→ What is being asked:
Using the listing below, work out how many lines contain the word "icon", and respond with that number alone.

START Data records

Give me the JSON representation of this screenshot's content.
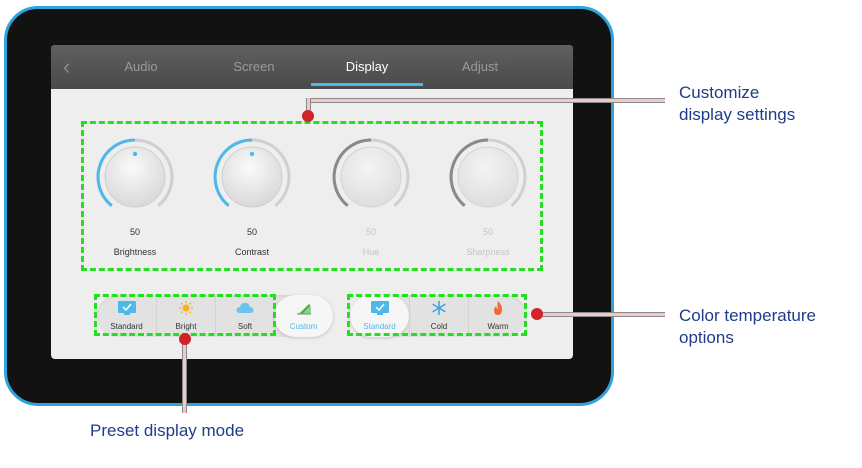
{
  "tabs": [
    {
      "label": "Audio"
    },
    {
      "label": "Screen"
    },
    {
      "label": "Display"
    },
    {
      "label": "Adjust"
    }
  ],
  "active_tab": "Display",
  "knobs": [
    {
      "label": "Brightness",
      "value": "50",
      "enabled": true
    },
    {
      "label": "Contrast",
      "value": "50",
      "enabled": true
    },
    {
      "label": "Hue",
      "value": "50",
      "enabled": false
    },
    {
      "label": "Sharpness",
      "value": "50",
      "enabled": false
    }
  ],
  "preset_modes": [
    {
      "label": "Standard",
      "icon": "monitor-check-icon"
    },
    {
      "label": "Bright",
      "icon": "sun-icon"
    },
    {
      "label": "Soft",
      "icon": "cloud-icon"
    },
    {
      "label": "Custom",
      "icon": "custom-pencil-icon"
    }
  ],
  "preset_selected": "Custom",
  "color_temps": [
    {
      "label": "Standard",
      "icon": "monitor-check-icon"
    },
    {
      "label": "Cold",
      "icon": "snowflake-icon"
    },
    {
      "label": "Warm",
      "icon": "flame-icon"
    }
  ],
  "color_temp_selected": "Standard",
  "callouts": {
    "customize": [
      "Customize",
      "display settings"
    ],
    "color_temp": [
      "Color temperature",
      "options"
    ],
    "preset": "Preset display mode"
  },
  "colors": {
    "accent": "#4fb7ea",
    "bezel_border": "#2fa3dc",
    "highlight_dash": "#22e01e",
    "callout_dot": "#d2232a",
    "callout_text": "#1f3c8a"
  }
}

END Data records
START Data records

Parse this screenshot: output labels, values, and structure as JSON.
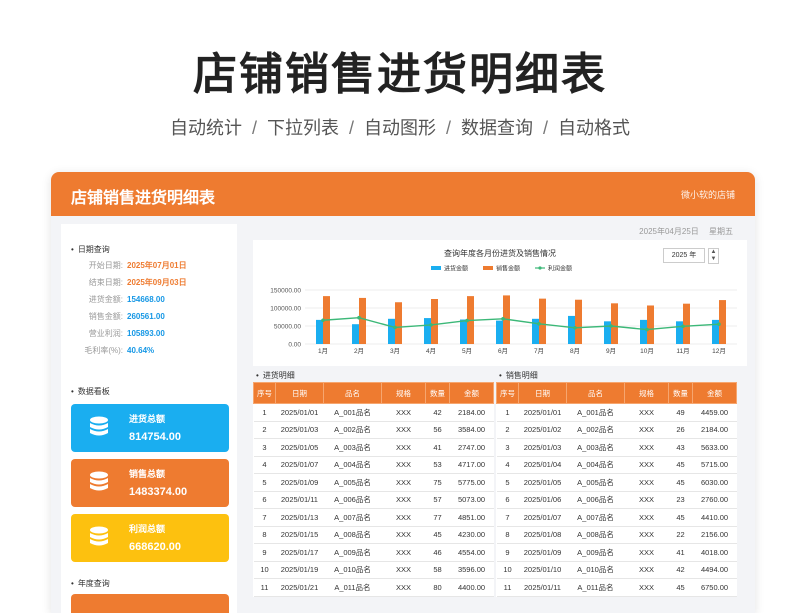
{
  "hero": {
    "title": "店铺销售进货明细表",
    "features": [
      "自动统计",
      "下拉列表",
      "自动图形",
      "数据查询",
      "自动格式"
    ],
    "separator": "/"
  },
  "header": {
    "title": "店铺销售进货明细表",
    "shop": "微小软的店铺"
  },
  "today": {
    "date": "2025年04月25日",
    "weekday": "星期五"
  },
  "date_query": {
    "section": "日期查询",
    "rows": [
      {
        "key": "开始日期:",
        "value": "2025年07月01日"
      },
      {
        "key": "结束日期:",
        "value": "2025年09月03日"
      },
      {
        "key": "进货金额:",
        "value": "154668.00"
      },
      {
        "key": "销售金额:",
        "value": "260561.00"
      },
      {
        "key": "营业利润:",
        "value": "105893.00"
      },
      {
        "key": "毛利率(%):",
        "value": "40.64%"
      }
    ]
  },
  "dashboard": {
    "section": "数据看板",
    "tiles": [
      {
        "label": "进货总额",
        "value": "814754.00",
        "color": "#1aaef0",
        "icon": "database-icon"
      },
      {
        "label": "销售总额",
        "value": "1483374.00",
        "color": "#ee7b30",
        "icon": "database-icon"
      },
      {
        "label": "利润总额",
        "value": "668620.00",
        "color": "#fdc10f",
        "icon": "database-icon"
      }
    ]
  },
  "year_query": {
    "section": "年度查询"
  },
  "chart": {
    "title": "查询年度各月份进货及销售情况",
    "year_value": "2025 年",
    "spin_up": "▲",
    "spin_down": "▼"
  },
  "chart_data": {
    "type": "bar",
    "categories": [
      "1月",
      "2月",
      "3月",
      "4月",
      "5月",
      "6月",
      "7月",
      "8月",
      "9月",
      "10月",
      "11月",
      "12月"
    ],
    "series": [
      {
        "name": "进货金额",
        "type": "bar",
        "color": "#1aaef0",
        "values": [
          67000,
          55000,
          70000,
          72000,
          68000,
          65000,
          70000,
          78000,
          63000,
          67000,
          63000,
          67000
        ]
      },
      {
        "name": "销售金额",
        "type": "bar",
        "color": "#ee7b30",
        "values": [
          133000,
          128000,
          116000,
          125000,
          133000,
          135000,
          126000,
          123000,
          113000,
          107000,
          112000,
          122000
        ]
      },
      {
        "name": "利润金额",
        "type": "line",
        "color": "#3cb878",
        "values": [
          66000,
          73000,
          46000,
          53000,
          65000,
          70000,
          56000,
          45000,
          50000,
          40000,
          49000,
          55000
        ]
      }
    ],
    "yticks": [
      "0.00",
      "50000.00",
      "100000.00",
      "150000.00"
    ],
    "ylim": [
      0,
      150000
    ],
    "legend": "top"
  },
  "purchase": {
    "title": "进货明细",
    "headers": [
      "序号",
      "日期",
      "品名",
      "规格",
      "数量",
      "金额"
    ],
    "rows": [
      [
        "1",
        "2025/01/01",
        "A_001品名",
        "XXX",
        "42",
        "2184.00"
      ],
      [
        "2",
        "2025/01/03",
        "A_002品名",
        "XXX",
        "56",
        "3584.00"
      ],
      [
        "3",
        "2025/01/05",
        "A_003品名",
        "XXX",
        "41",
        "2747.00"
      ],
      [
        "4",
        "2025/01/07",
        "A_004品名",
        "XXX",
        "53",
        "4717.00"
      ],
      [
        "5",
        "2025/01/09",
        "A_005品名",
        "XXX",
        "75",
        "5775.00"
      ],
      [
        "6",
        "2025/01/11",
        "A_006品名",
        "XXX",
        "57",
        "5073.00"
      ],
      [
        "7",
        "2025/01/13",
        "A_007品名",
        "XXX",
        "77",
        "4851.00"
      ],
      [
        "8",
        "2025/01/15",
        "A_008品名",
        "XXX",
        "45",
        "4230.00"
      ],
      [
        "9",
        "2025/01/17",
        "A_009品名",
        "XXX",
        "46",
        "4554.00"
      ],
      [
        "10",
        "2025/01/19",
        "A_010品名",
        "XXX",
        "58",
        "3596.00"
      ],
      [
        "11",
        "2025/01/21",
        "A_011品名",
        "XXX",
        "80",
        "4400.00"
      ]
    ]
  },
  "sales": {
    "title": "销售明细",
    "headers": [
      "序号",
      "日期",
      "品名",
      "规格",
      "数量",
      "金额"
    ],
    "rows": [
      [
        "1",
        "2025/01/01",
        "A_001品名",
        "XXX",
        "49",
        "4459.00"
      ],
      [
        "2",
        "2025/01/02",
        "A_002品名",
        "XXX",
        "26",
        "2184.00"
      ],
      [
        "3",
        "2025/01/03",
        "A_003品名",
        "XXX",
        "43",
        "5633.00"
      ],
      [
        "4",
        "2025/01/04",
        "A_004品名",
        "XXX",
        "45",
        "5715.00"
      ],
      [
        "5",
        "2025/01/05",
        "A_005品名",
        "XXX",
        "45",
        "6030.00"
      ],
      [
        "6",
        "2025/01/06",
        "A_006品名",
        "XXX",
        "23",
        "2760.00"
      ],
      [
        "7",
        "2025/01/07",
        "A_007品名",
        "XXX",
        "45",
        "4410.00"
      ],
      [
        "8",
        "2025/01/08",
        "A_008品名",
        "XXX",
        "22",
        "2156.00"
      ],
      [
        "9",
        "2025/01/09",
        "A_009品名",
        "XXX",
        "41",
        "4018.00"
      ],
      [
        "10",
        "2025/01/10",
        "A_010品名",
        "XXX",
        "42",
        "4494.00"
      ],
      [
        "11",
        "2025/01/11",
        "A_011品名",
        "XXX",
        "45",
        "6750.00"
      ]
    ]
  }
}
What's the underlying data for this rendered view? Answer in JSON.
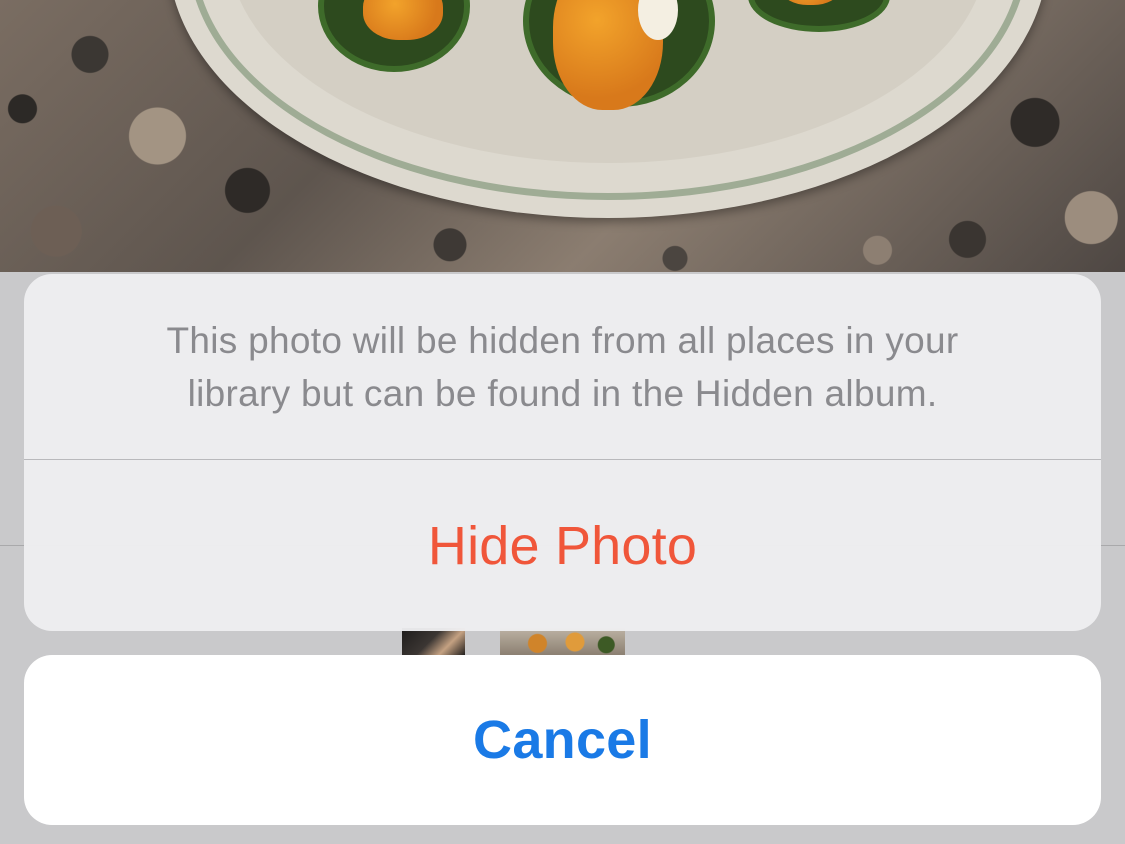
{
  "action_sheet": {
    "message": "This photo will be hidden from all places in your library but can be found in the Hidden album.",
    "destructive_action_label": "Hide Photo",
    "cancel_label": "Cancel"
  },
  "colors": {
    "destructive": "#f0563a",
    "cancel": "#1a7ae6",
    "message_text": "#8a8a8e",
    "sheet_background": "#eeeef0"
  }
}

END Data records
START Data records

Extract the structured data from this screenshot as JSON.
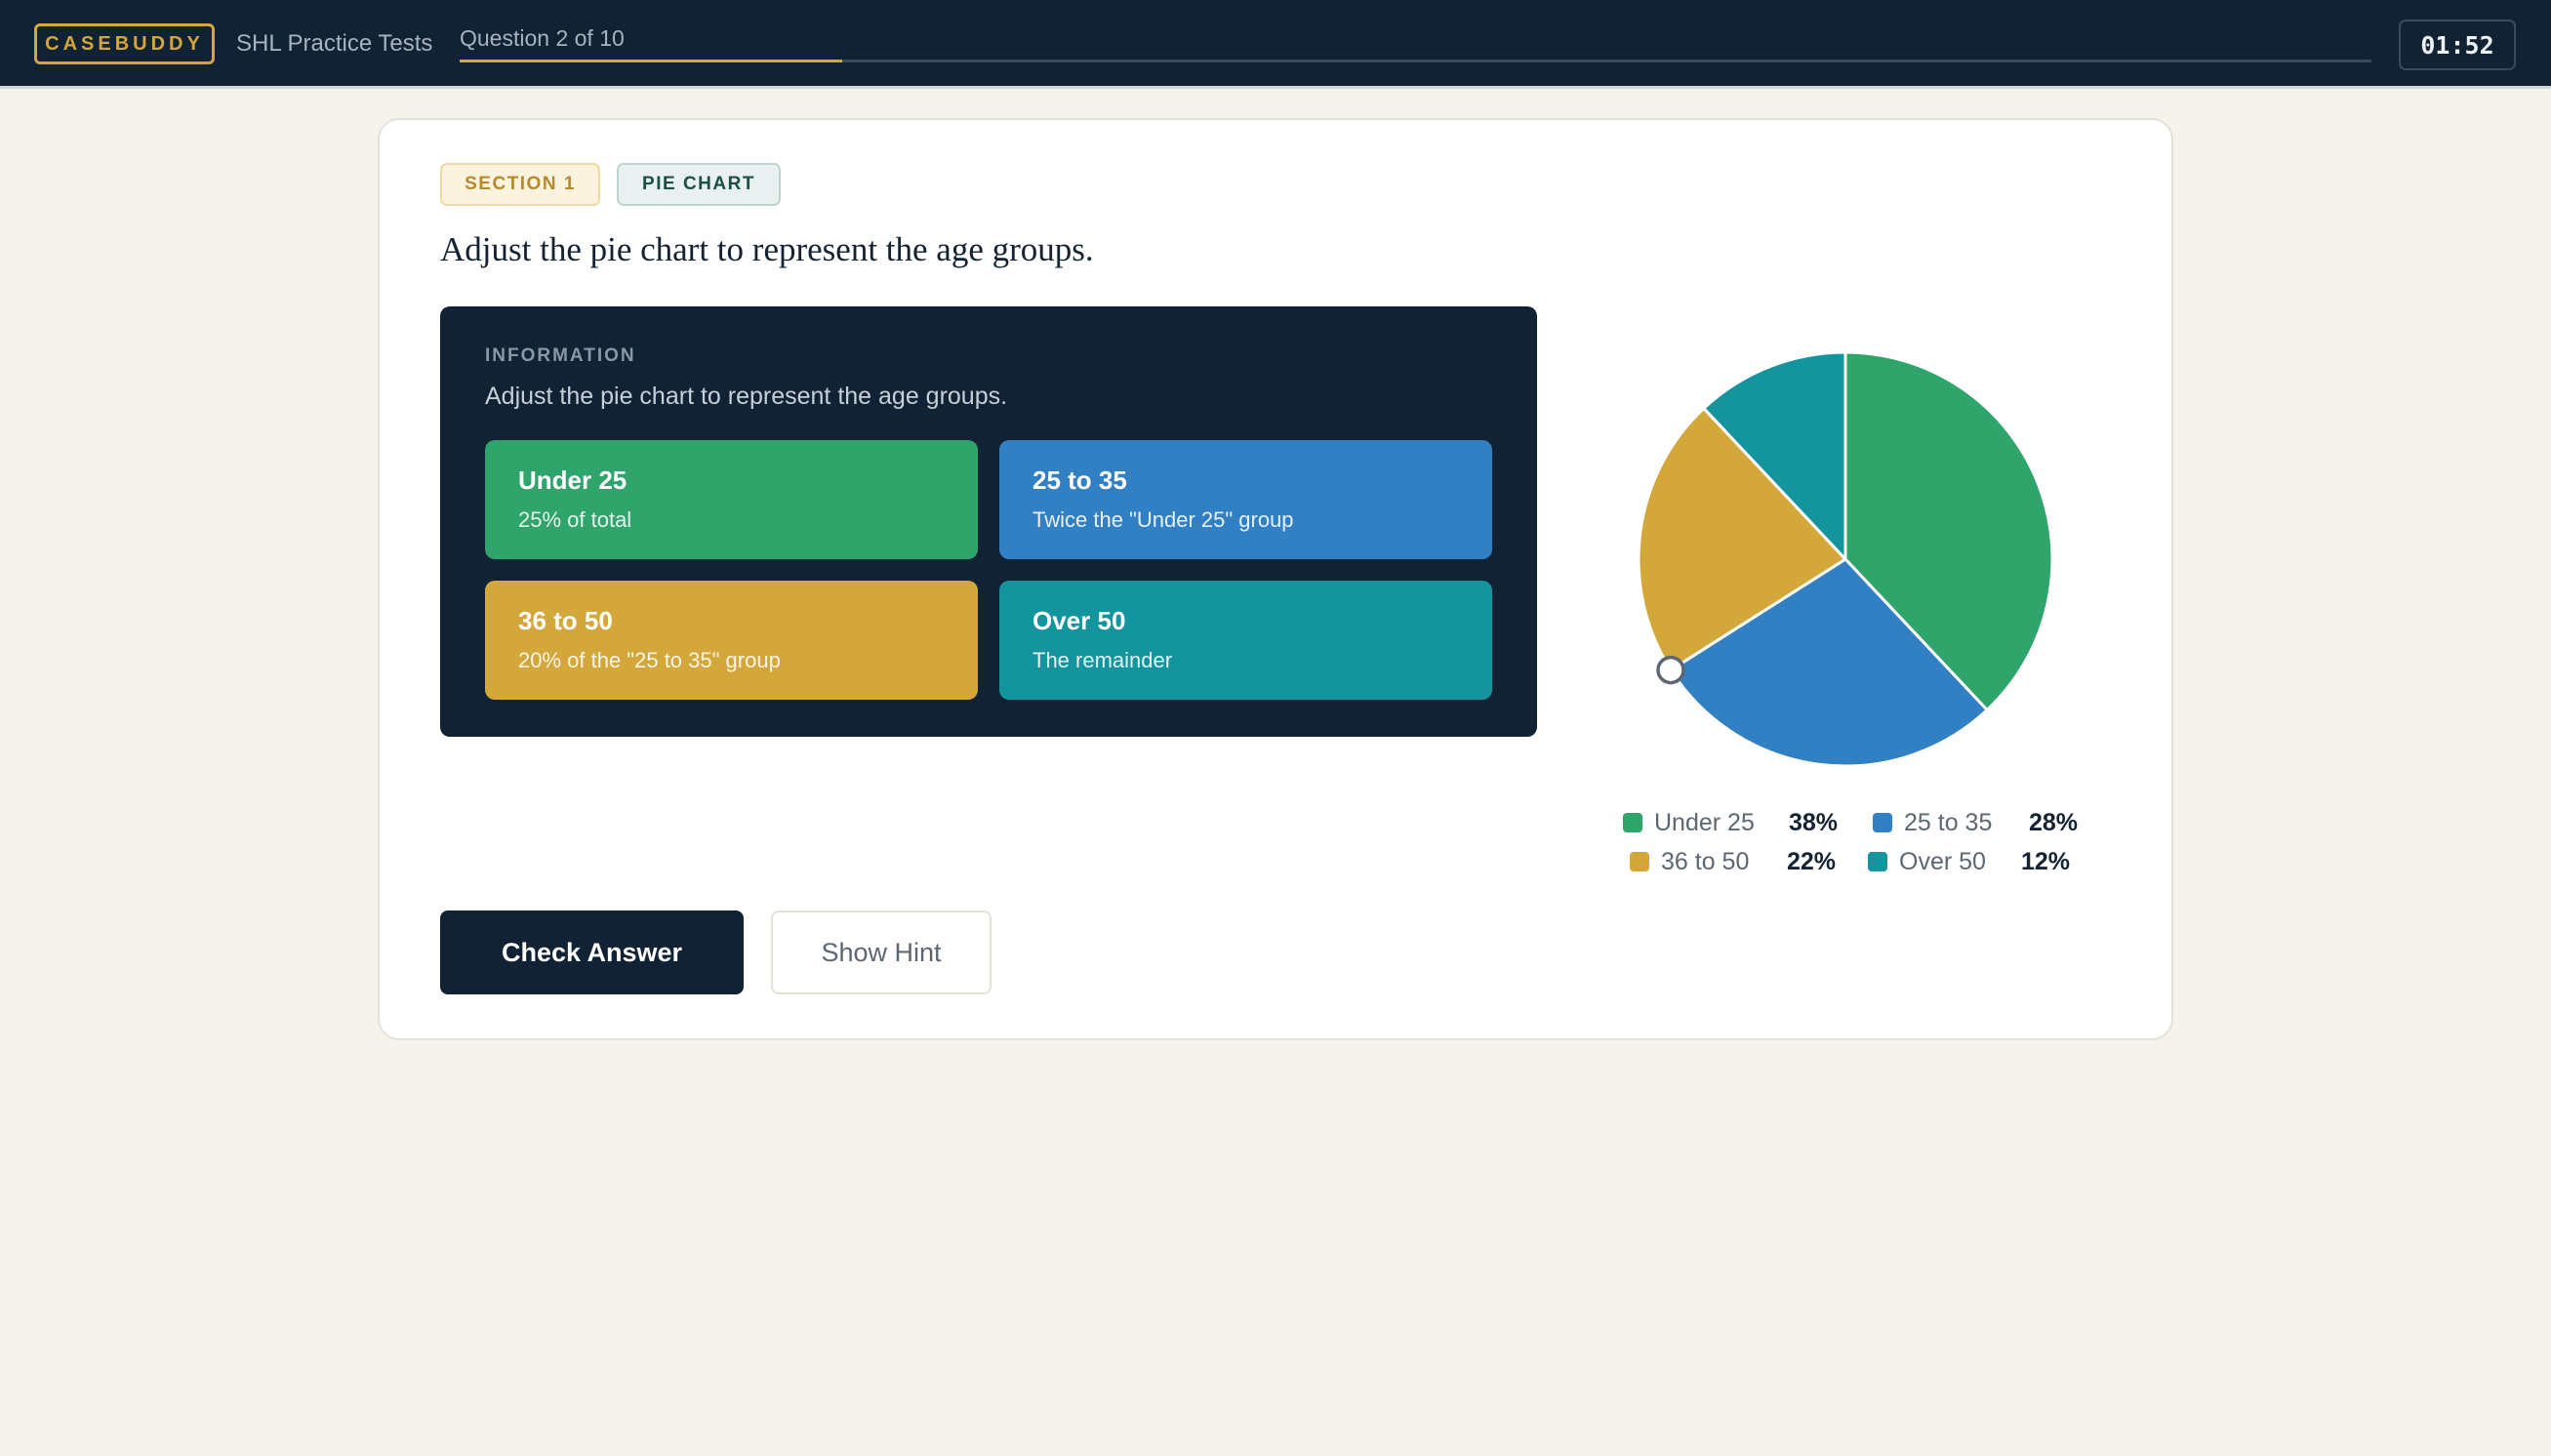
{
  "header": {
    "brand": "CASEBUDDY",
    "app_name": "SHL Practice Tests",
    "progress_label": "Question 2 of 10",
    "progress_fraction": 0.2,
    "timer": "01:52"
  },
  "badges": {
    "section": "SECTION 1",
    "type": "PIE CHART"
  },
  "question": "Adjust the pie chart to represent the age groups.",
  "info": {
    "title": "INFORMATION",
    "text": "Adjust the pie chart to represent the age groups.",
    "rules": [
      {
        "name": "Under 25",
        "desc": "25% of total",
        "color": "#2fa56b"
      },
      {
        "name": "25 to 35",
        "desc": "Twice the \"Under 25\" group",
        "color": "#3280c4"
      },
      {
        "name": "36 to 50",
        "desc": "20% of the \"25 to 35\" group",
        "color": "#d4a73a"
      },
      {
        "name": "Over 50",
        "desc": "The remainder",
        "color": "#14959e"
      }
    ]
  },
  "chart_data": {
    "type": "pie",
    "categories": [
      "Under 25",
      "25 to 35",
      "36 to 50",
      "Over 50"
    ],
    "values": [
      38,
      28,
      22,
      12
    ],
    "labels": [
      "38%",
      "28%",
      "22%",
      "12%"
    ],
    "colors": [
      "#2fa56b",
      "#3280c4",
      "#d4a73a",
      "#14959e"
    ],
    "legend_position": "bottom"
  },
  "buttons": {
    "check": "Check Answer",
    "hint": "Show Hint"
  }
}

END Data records

→ Task response:
10